And then going back to my original point/issue and the comparison to Hambly's book… Like Hambly, I think that Novik went to some pains to show Africa and the African characters featured with humanist texture, sympathy and as little prejudice or judgment as possible (given that we're still looking through colonialist eyes of the period), but, also like Hambly, I don't think Novik always succeeds.
In Hambly's book, she sets up a comparison of bigotry in English vs. Chinese and human (vampire hunter) vs. vampire, a metaphor that works on one level, but less so when you realize that the two comparisons equate Chinese with blood-sucking vampire (monster).

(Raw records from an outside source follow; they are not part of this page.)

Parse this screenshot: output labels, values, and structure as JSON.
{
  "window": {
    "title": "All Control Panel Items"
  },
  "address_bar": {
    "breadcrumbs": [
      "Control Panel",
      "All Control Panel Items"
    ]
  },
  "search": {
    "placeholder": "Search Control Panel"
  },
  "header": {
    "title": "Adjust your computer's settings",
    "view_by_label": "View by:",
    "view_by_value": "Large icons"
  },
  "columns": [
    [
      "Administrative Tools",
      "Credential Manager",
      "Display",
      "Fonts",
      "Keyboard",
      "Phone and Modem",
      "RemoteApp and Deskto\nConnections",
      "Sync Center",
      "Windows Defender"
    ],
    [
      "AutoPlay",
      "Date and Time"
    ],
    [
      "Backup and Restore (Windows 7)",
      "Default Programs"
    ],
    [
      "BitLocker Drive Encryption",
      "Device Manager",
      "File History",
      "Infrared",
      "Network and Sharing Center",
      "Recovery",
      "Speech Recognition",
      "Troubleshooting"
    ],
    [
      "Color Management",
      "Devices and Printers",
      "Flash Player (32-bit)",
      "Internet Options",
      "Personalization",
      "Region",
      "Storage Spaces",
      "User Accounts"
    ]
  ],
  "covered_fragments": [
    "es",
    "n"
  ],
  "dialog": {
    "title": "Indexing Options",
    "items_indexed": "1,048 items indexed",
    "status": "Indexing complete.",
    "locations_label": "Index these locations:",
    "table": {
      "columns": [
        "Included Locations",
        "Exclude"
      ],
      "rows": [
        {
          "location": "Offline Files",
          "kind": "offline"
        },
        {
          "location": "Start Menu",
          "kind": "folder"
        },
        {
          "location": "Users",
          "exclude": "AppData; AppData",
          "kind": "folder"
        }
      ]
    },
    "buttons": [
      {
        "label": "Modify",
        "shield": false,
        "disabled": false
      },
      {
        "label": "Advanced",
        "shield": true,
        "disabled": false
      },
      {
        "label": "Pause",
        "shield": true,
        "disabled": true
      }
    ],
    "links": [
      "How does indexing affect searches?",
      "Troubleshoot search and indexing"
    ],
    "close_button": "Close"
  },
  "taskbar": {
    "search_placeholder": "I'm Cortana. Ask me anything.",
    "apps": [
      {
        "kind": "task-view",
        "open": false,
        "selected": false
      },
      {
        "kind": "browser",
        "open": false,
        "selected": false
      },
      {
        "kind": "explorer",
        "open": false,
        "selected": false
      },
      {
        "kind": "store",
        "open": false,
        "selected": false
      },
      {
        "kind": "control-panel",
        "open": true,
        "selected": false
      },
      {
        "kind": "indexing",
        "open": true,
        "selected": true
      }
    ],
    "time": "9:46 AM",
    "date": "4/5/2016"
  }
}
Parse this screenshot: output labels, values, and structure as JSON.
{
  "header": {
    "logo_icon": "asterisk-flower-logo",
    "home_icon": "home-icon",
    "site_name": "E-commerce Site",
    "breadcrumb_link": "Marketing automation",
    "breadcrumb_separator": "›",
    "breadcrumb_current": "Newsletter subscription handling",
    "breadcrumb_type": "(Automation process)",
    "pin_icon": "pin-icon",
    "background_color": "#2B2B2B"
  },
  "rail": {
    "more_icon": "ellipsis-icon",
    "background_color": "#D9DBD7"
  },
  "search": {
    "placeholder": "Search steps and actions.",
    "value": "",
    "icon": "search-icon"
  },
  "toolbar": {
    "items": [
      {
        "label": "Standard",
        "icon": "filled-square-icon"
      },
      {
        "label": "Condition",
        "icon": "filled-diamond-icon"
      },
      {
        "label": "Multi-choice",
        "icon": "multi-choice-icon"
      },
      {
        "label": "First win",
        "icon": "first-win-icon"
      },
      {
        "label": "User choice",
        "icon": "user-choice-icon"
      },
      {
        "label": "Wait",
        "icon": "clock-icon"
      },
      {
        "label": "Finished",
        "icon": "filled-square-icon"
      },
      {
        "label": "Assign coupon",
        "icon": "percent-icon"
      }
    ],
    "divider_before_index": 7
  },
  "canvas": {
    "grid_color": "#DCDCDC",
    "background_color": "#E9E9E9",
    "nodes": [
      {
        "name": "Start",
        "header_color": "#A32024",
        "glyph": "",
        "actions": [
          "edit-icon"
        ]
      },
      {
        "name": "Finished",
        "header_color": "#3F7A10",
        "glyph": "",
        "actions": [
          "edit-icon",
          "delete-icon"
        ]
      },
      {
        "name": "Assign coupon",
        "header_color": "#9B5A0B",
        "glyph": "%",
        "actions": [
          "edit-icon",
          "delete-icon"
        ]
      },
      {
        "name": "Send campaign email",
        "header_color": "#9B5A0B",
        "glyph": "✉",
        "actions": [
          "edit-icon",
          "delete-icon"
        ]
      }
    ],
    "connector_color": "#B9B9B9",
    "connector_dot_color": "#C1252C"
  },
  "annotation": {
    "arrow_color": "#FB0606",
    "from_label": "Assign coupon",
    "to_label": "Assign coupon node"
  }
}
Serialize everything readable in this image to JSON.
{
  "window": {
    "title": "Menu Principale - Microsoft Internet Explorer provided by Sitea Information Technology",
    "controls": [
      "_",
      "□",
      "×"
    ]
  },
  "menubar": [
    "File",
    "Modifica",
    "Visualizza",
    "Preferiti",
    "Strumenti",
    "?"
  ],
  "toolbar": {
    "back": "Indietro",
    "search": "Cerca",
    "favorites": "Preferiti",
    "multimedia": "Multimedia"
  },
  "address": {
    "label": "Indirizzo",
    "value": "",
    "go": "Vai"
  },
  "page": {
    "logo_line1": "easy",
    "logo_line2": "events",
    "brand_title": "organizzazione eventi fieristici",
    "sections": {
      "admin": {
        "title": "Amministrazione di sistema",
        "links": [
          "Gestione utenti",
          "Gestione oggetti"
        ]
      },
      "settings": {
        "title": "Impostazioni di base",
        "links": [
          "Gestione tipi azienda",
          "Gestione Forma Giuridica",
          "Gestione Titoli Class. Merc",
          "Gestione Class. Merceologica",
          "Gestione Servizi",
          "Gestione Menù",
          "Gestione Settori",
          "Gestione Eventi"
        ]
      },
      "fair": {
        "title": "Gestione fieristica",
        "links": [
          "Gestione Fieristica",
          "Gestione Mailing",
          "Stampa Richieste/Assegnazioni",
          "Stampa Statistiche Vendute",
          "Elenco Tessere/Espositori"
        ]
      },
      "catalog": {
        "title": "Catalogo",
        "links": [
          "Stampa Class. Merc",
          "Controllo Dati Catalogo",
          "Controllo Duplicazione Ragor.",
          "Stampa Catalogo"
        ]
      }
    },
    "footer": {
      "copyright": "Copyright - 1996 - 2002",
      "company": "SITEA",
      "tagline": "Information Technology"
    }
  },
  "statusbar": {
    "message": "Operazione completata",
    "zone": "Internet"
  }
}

Similarly, I think Novik sets up a comparison with the systematic inhumanity of slavery and the business of slavery with a similar level of Othering against the markedly un-human and yet, sentient/thinking, dragons. And, again, it's a metaphor that works on one level, when talking about Othering and bigotry when it's so clearly arbitrary and wrong…but it fails in the way these metaphors often do, where non-Caucasian Peoples are (continually) compared/equated to non-humans, animals, etc. to make the point.
However, on the side where it succeeds, Novik does an excellent job of conveying the horror of Britain's willingness to commit genocide by deliberately spreading the dragon-plague, first to France and then to points unknown, harkening (very deliberately, I'm sure) to the pox-blankets passed to Native American tribes in the Americas.
As well, she brings it all back to the series' strongest point: the relationship between Laurence and Temeraire; the only reason that Laurence is in a position to think anything (or do anything, for that matter) about the government's proposed pandemic. This is most poignant when Laurence is thinking of the life he might have had and muses: "The vision stood at a distance almost bewildering, now; mythical, softened by a comfortable blind innocence. He might have regretted it; he did regret it, now, except there was no room in the gardens of that house for a dragon to be sleeping in the sun."
The strength of Novik's vision, greater than just the bare, if fond and amusing, facts of Laurence & Temaire's relationship, is the profoundness of how Laurence is changed by his love for Temeraire, as are most dragon-friends. Certainly those with enough sense to recognize the gift for what it is. Becoming Temeraire's captain and friend takes Laurence in a direction and on an adventure he could never have predicted before it happened and, having a taste of his life with Temeraire, nothing after it could ever be the same. It seems like there's a metaphor in that, too.